Valorie McKenzie and the Horizon Girls' Volleyball Team
December 1, 2017 by Lauren Koval , Arizona State University
Valorie McKenzie is the coach of the Horizon High School girls volleyball team, a position she has held since the school opened in 1980.
McKenzie is dedicated to the school as well as the volleyball program. This is evident in the fact that she wants to not only have a successful team, but teach the girls on her team valuable life skills.
This passion for volleyball has been long brewing.
Growing up McKenzie played a variety sports. In high school, she participated on her school’s volleyball team.
As she expanded her horizons into college she passed on volleyball and played field hockey and gymnastics.
Years after college, McKenzie was a teacher at the local middle school, Desert Shadows Middle School, when a position as a volleyball coach at a new school presented itself. McKenzie applied for the job, knowing that seniority within the school district would be the best chance at getting the job.
Once the school opened she became the new volleyball and physical education teacher.

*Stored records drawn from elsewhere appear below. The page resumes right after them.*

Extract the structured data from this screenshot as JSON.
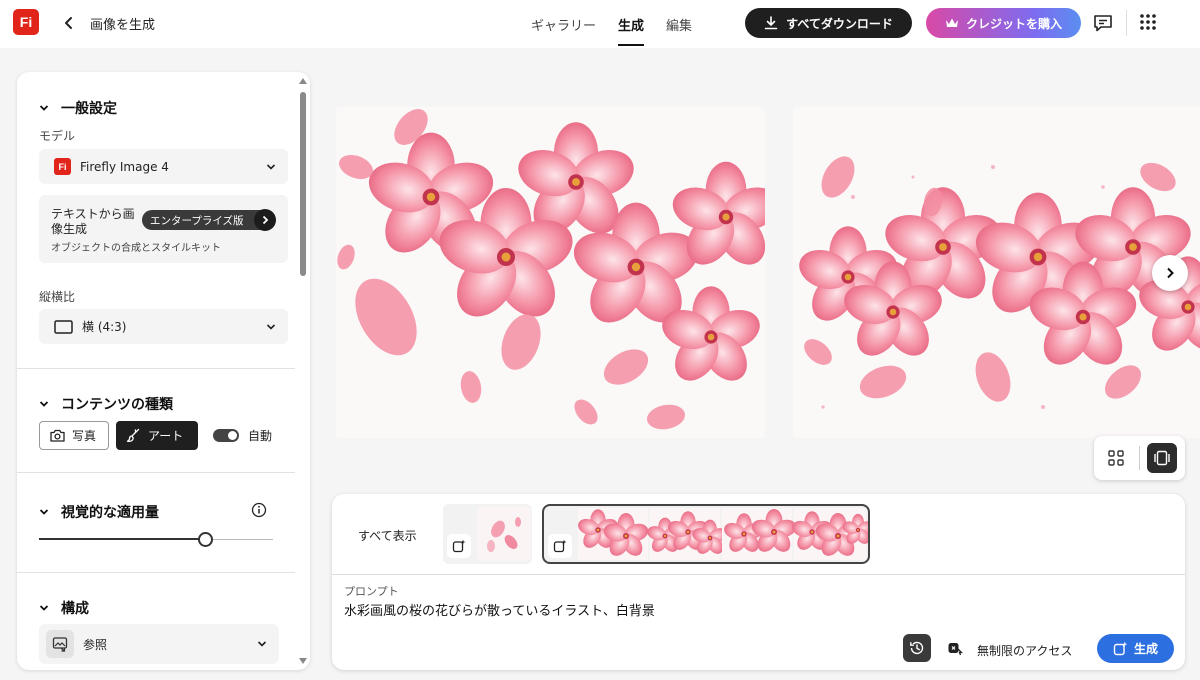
{
  "header": {
    "logo_text": "Fi",
    "page_title": "画像を生成",
    "tabs": [
      {
        "label": "ギャラリー",
        "active": false
      },
      {
        "label": "生成",
        "active": true
      },
      {
        "label": "編集",
        "active": false
      }
    ],
    "download_all_label": "すべてダウンロード",
    "buy_credits_label": "クレジットを購入"
  },
  "sidebar": {
    "general": {
      "title": "一般設定",
      "model_label": "モデル",
      "model_value": "Firefly Image 4",
      "t2i_title": "テキストから画像生成",
      "t2i_badge": "エンタープライズ版",
      "t2i_subtitle": "オブジェクトの合成とスタイルキット",
      "aspect_label": "縦横比",
      "aspect_value": "横 (4:3)"
    },
    "content_type": {
      "title": "コンテンツの種類",
      "photo_label": "写真",
      "art_label": "アート",
      "auto_label": "自動",
      "selected": "アート"
    },
    "visual_intensity": {
      "title": "視覚的な適用量",
      "value": 0.71
    },
    "composition": {
      "title": "構成",
      "reference_label": "参照"
    }
  },
  "prompt_panel": {
    "show_all_label": "すべて表示",
    "prompt_label": "プロンプト",
    "prompt_text": "水彩画風の桜の花びらが散っているイラスト、白背景",
    "unlimited_label": "無制限のアクセス",
    "generate_label": "生成"
  },
  "colors": {
    "brand_red": "#e1251b",
    "generate_blue": "#2b6fe0",
    "dark": "#1f1f1f",
    "petal_pink": "#f07a90"
  },
  "icons": [
    "back-icon",
    "download-icon",
    "crown-icon",
    "chat-icon",
    "apps-grid-icon",
    "chevron-down-icon",
    "chevron-right-icon",
    "camera-icon",
    "brush-icon",
    "info-icon",
    "reference-icon",
    "grid-view-icon",
    "single-view-icon",
    "history-icon",
    "unlimited-icon",
    "sparkle-generate-icon"
  ]
}
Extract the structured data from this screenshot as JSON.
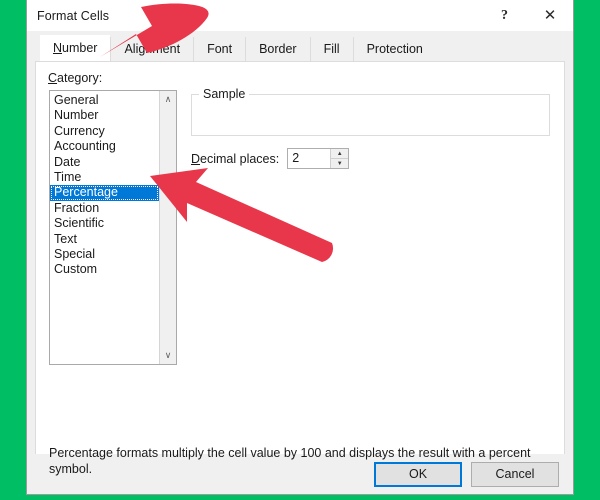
{
  "window": {
    "title": "Format Cells",
    "help_button": "?",
    "close_button": "✕"
  },
  "tabs": [
    {
      "label": "Number",
      "accel": "N",
      "active": true
    },
    {
      "label": "Alignment",
      "accel": "",
      "active": false
    },
    {
      "label": "Font",
      "accel": "",
      "active": false
    },
    {
      "label": "Border",
      "accel": "",
      "active": false
    },
    {
      "label": "Fill",
      "accel": "",
      "active": false
    },
    {
      "label": "Protection",
      "accel": "",
      "active": false
    }
  ],
  "category": {
    "label_prefix": "C",
    "label_rest": "ategory:",
    "items": [
      {
        "label": "General",
        "selected": false
      },
      {
        "label": "Number",
        "selected": false
      },
      {
        "label": "Currency",
        "selected": false
      },
      {
        "label": "Accounting",
        "selected": false
      },
      {
        "label": "Date",
        "selected": false
      },
      {
        "label": "Time",
        "selected": false
      },
      {
        "label": "Percentage",
        "selected": true
      },
      {
        "label": "Fraction",
        "selected": false
      },
      {
        "label": "Scientific",
        "selected": false
      },
      {
        "label": "Text",
        "selected": false
      },
      {
        "label": "Special",
        "selected": false
      },
      {
        "label": "Custom",
        "selected": false
      }
    ],
    "scroll_up": "∧",
    "scroll_down": "∨"
  },
  "sample": {
    "legend": "Sample",
    "value": ""
  },
  "decimal": {
    "label_prefix": "D",
    "label_rest": "ecimal places:",
    "value": "2",
    "spin_up": "▲",
    "spin_down": "▼"
  },
  "description": "Percentage formats multiply the cell value by 100 and displays the result with a percent symbol.",
  "footer": {
    "ok_label": "OK",
    "cancel_label": "Cancel"
  },
  "colors": {
    "background_green": "#00be64",
    "annotation_red": "#e8374a",
    "selection_blue": "#0078d7",
    "dialog_gray": "#f0f0f0"
  },
  "annotations": [
    {
      "name": "arrow-to-number-tab",
      "target": "Number tab"
    },
    {
      "name": "arrow-to-percentage-item",
      "target": "Percentage list item"
    }
  ]
}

McKenzie not only coached the volleyball team for Horizon she also taught Pilates, yoga, nutrition and a variety of other health courses, but her passion was always volleyball. As a coach the players can tell just how much she cares about the sport.

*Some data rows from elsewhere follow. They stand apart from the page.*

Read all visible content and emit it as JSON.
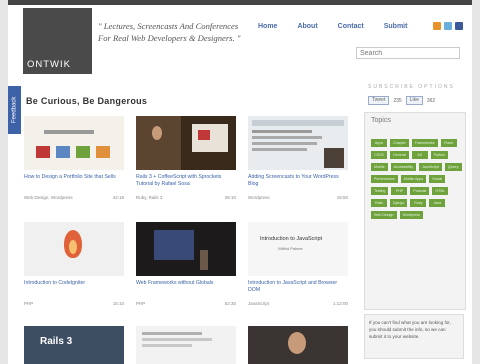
{
  "logo": {
    "text": "ONTWIK"
  },
  "tagline": "\" Lectures, Screencasts And Conferences For Real Web Developers & Designers. \"",
  "nav": [
    "Home",
    "About",
    "Contact",
    "Submit"
  ],
  "search": {
    "placeholder": "Search"
  },
  "feedback_label": "Feedback",
  "heading": "Be Curious, Be Dangerous",
  "subscribe_label": "SUBSCRIBE OPTIONS",
  "share": {
    "tweet": "Tweet",
    "tweet_count": "235",
    "like": "Like",
    "like_count": "362"
  },
  "topics": {
    "title": "Topics",
    "tags": [
      "Apps",
      "Chapter",
      "Frameworks",
      "Flash",
      "CSS3",
      "General",
      "AS",
      "Python",
      "Mobile",
      "Accessibility",
      "JavaScript",
      "jQuery",
      "Performance",
      "Mobile Apps",
      "Social",
      "Testing",
      "PHP",
      "Podcast",
      "HTML",
      "Rails",
      "Django",
      "Ruby",
      "Java",
      "Web Design",
      "Wordpress"
    ]
  },
  "notice": "If you can't find what you are looking for, you should submit the info, so we can submit it to your website.",
  "cards": [
    {
      "title": "How to Design a Portfolio Site that Sells",
      "cat": "Web Design, Wordpress",
      "time": "42:18"
    },
    {
      "title": "Rails 3 + CoffeeScript with Sprockets Tutorial by Rafael Sosa",
      "cat": "Ruby, Rails 3",
      "time": "28:10"
    },
    {
      "title": "Adding Screencasts to Your WordPress Blog",
      "cat": "Wordpress",
      "time": "18:50"
    },
    {
      "title": "Introduction to CodeIgniter",
      "cat": "PHP",
      "time": "15:10"
    },
    {
      "title": "Web Frameworks without Globals",
      "cat": "PHP",
      "time": "52:30"
    },
    {
      "title": "Introduction to JavaScript and Browser DOM",
      "cat": "JavaScript",
      "time": "1:12:00"
    },
    {
      "title": "",
      "cat": "",
      "time": ""
    },
    {
      "title": "",
      "cat": "",
      "time": ""
    },
    {
      "title": "",
      "cat": "",
      "time": ""
    }
  ],
  "thumb_texts": {
    "js": "Introduction to JavaScript",
    "js_sub": "Wilfrid Palmer",
    "rails": "Rails 3"
  }
}
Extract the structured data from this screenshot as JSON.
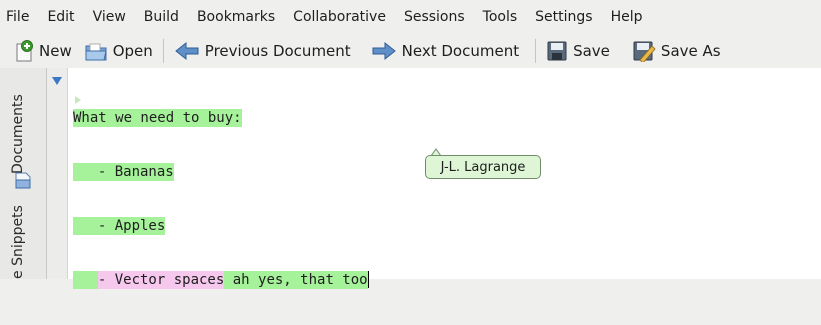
{
  "menu": [
    "File",
    "Edit",
    "View",
    "Build",
    "Bookmarks",
    "Collaborative",
    "Sessions",
    "Tools",
    "Settings",
    "Help"
  ],
  "toolbar": {
    "new_label": "New",
    "open_label": "Open",
    "prev_label": "Previous Document",
    "next_label": "Next Document",
    "save_label": "Save",
    "saveas_label": "Save As"
  },
  "sidepanel": {
    "documents_label": "Documents",
    "snippets_label": "e Snippets"
  },
  "editor": {
    "line1": "What we need to buy:",
    "line2": "  - Bananas",
    "line3": "  - Apples",
    "line4_prefix": "  ",
    "line4_bullet": "- Vector spaces",
    "line4_space": " ",
    "line4_rest": "ah yes, that too"
  },
  "tooltip": {
    "author": "J-L. Lagrange"
  },
  "colors": {
    "collab_green": "#a6f29a",
    "collab_pink": "#f6c8ee",
    "tooltip_bg": "#dff6d6"
  }
}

Kat Yung is a Horizon senior who has committed to play collegiate volleyball at Embry Riddle Aeronautical University, she expressed just how passionate McKenzie is.
“You can tell she really loves the sport,” Yung said. “She always goes the extra mile. Something that really stands out about her is the fact that she genuinely cares about all of her players’ well-being. She always tries to know us on a more personal level.”
Yung echoes McKenzie’s philosophy on volleyball.
“I want to have girls experience confidence, commitment, discipline and character building as well as leadership,” McKenzie said. “To be a successful team you must be prepared, disciplined, and have commitment to the sport. All of these aspects together make it a team effort, volleyball is a team sport.”
Volleyball may be a team sport, but it is ever-changing. The differences between club and high school volleyball are becoming more apparent with each passing season.
These rule changes range from specialization to scoring.
To most accurately describe the rule changes in volleyball, picture a tier system. This system begins with international play to produce the most exciting games possible for viewers and television.
Following international rule changes the club level begins to adapt these rules then high school and college.
One of the major differences is specialization among positions. Girls on the club level aim to perfect one single position. Players at the high school level and even internationally are being asked to be more well-rounded players.
To keep up with these frequent rule changes McKenzie attends coaches’ clinics at least once a year. She then takes this knowledge and brings it to her coaching style to stay as prepared as possible.
Occasionally the knowledge is not always physical and tangible it may be mental. Keeping a tough mental attitude is just as important as the game itself.
Tori Anderson, a senior at Horizon who will attend Embry Riddle Aeronautical University with Yung in the fall, has been on the varsity volleyball team all four years of high school and has dealt with her teammates changing and forming a new team dynamic.
“It is tough because every year the team has been different with past seniors graduating and the team dynamic changing a bit each year,” Anderson said. “We've always had great team chemistry in the Horizon volleyball program that makes everyone feel like family.
Just like team dynamic, game mentality cannot always be taught, but McKenzie does the what she can to teach the girls that the game is just as much mental strength as it is physical strength.
Karen Scanlon was coached by McKenzie for the past three years she has played varsity volleyball at Horizon. Being mentally prepared is just as important as being physically ready to play the game.
“Her coaching style was a little bit more about the mental side of the sport,” Scanlon said. “She didn’t overwork us or make us run too much. She liked to focus a lot on making us smarter players, especially because throughout my four years at Horizon we didn’t have the biggest or tallest player so it was perfect to make sure we understood different aspects of volleyball. She has so much knowledge and wisdom that whenever she told us to do something we just did it, no matter what it was, because we had so much respect for her.”
This respect, teamwork and overall skill resulted in the Horizon girls’ volleyball team defending its title of 6A Desert Valley Region champions this season.
In 2013 McKenzie was inducted into the Arizona High School Athletic Coaches Hall of Fame.
McKenzie has more than 800 wins as a girls volleyball coach. Even though she retired from teaching in 2013 she has kept on as the volleyball coach because of her passion for the sport.
Aiming for 900 wins does not seem like much of a challenge because of her ability to coach and the players she sees come to the court.